> **DIRECTIONS**
Search the records below for the word "单据状态". Pull out each line that has it.

> **MATERIAL SUPPLIED**
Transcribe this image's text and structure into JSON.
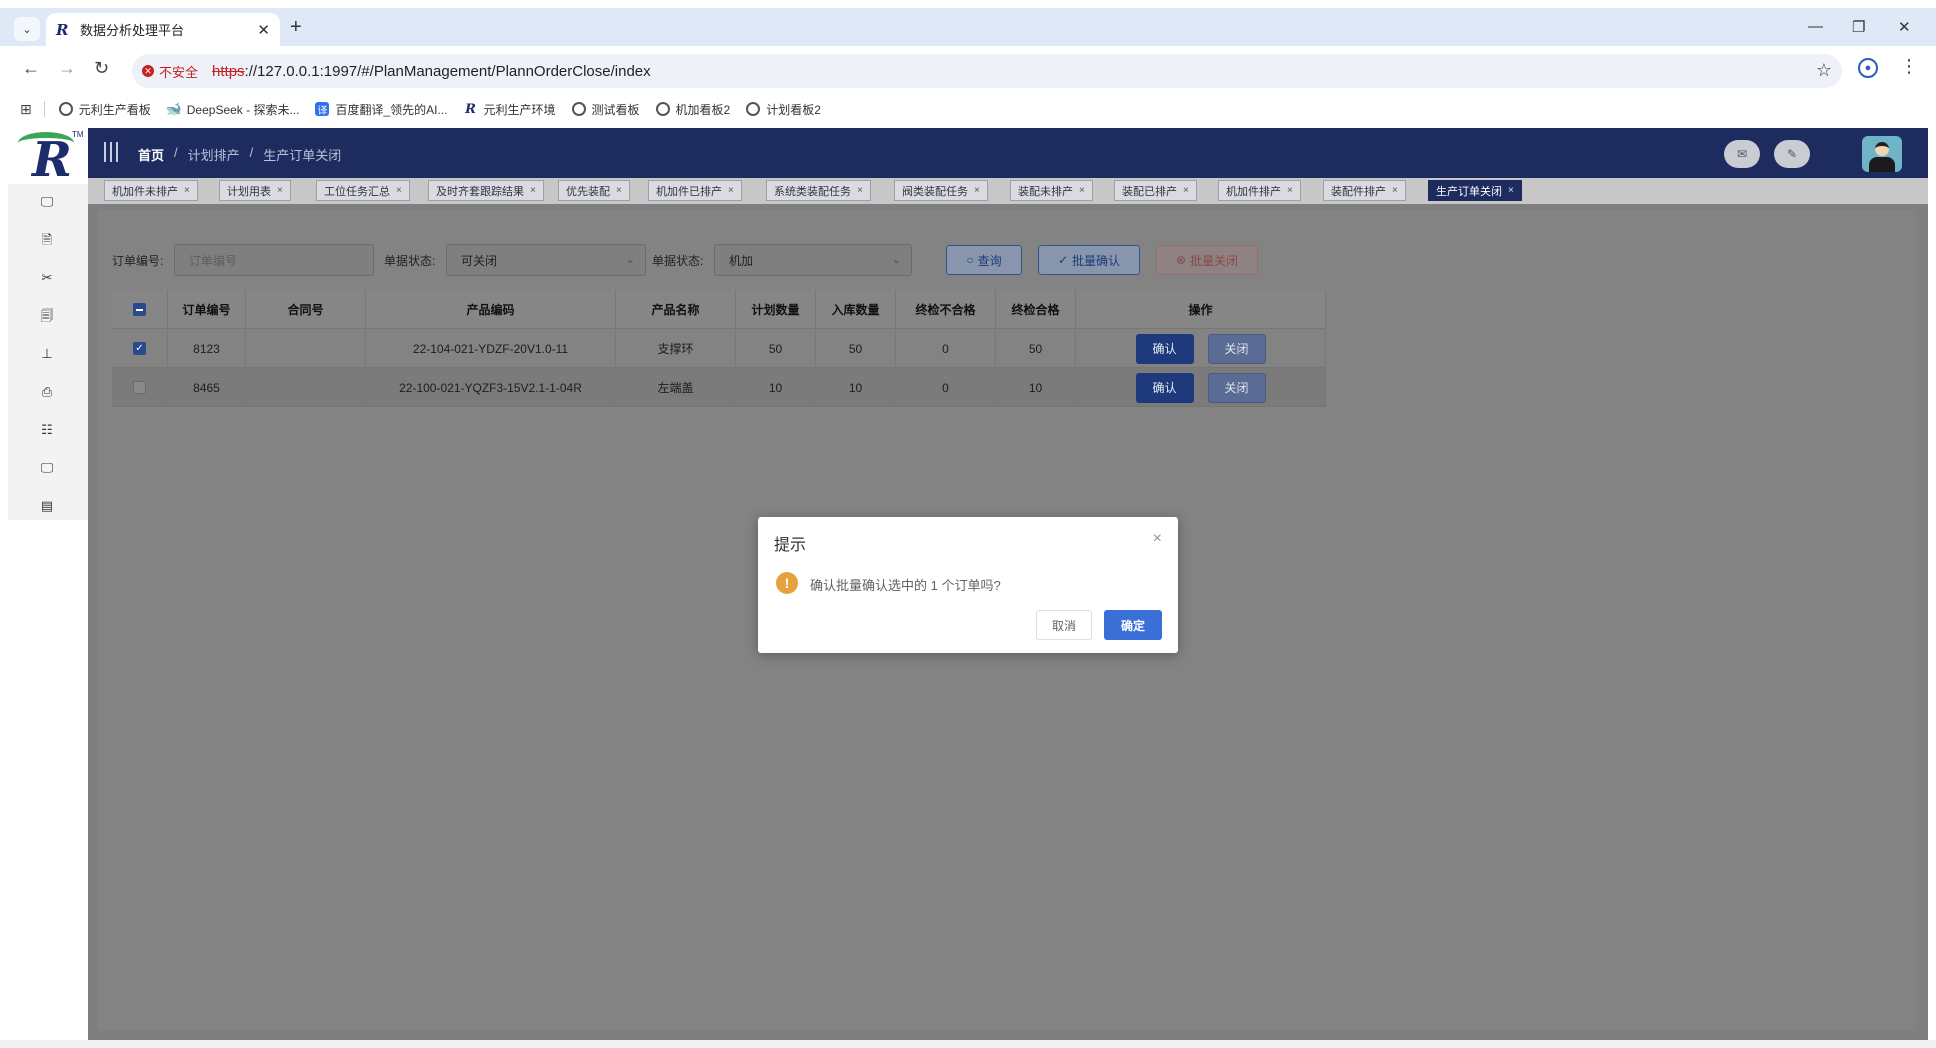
{
  "browser": {
    "tab_title": "数据分析处理平台",
    "tab_favicon": "R",
    "dropdown_glyph": "⌄",
    "close_glyph": "✕",
    "new_tab_glyph": "+",
    "minimize_glyph": "—",
    "restore_glyph": "❐",
    "window_close_glyph": "✕",
    "back_glyph": "←",
    "forward_glyph": "→",
    "reload_glyph": "↻",
    "insecure_label": "不安全",
    "url_scheme": "https",
    "url_rest": "://127.0.0.1:1997/#/PlanManagement/PlannOrderClose/index",
    "star_glyph": "☆",
    "menu_glyph": "⋮",
    "apps_glyph": "⊞",
    "bookmarks": [
      {
        "label": "元利生产看板",
        "icon": "globe-icon",
        "glyph": ""
      },
      {
        "label": "DeepSeek - 探索未...",
        "icon": "deepseek-icon",
        "glyph": "🐋"
      },
      {
        "label": "百度翻译_领先的AI...",
        "icon": "translate-icon",
        "glyph": "译"
      },
      {
        "label": "元利生产环境",
        "icon": "app-logo-icon",
        "glyph": "R"
      },
      {
        "label": "测试看板",
        "icon": "globe-icon",
        "glyph": ""
      },
      {
        "label": "机加看板2",
        "icon": "globe-icon",
        "glyph": ""
      },
      {
        "label": "计划看板2",
        "icon": "globe-icon",
        "glyph": ""
      }
    ]
  },
  "app": {
    "logo_letter": "R",
    "logo_tm": "TM",
    "breadcrumb": [
      "首页",
      "计划排产",
      "生产订单关闭"
    ],
    "breadcrumb_sep": "/",
    "topbar_icons": [
      "✉",
      "✎"
    ],
    "tags": [
      {
        "label": "机加件未排产",
        "active": false
      },
      {
        "label": "计划用表",
        "active": false
      },
      {
        "label": "工位任务汇总",
        "active": false
      },
      {
        "label": "及时齐套跟踪结果",
        "active": false
      },
      {
        "label": "优先装配",
        "active": false
      },
      {
        "label": "机加件已排产",
        "active": false
      },
      {
        "label": "系统类装配任务",
        "active": false
      },
      {
        "label": "阀类装配任务",
        "active": false
      },
      {
        "label": "装配未排产",
        "active": false
      },
      {
        "label": "装配已排产",
        "active": false
      },
      {
        "label": "机加件排产",
        "active": false
      },
      {
        "label": "装配件排产",
        "active": false
      },
      {
        "label": "生产订单关闭",
        "active": true
      }
    ],
    "tag_close_glyph": "×",
    "sidebar_icons": [
      {
        "name": "monitor-icon",
        "glyph": "🖵"
      },
      {
        "name": "document-edit-icon",
        "glyph": "🗎"
      },
      {
        "name": "tools-icon",
        "glyph": "✂"
      },
      {
        "name": "report-icon",
        "glyph": "🗐"
      },
      {
        "name": "stamp-icon",
        "glyph": "⊥"
      },
      {
        "name": "printer-icon",
        "glyph": "⎙"
      },
      {
        "name": "checklist-icon",
        "glyph": "☷"
      },
      {
        "name": "display-icon",
        "glyph": "🖵"
      },
      {
        "name": "calendar-icon",
        "glyph": "▤"
      }
    ]
  },
  "filters": {
    "order_no_label": "订单编号:",
    "order_no_placeholder": "订单编号",
    "status_label": "单据状态:",
    "status_value": "可关闭",
    "status2_label": "单据状态:",
    "status2_value": "机加",
    "caret": "⌄",
    "query_label": "查询",
    "query_icon": "○",
    "batch_confirm_label": "批量确认",
    "batch_confirm_icon": "✓",
    "batch_close_label": "批量关闭",
    "batch_close_icon": "⊗"
  },
  "table": {
    "columns": [
      "订单编号",
      "合同号",
      "产品编码",
      "产品名称",
      "计划数量",
      "入库数量",
      "终检不合格",
      "终检合格",
      "操作"
    ],
    "rows": [
      {
        "checked": true,
        "order_no": "8123",
        "contract": "",
        "product_code": "22-104-021-YDZF-20V1.0-11",
        "product_name": "支撑环",
        "plan_qty": "50",
        "stock_qty": "50",
        "fail_qty": "0",
        "pass_qty": "50",
        "confirm": "确认",
        "close": "关闭"
      },
      {
        "checked": false,
        "order_no": "8465",
        "contract": "",
        "product_code": "22-100-021-YQZF3-15V2.1-1-04R",
        "product_name": "左端盖",
        "plan_qty": "10",
        "stock_qty": "10",
        "fail_qty": "0",
        "pass_qty": "10",
        "confirm": "确认",
        "close": "关闭"
      }
    ],
    "check_glyph": "✓"
  },
  "dialog": {
    "title": "提示",
    "close_glyph": "×",
    "warn_glyph": "!",
    "message": "确认批量确认选中的 1 个订单吗?",
    "cancel_label": "取消",
    "ok_label": "确定"
  },
  "colors": {
    "topbar": "#1e2b5e",
    "active_tag": "#1e2b5e",
    "primary_button": "#3a6fd8",
    "warning": "#e6a23c",
    "insecure": "#c5221f"
  }
}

> **THE ANSWER**
    "status_label": "单据状态:",
    "status2_label": "单据状态:",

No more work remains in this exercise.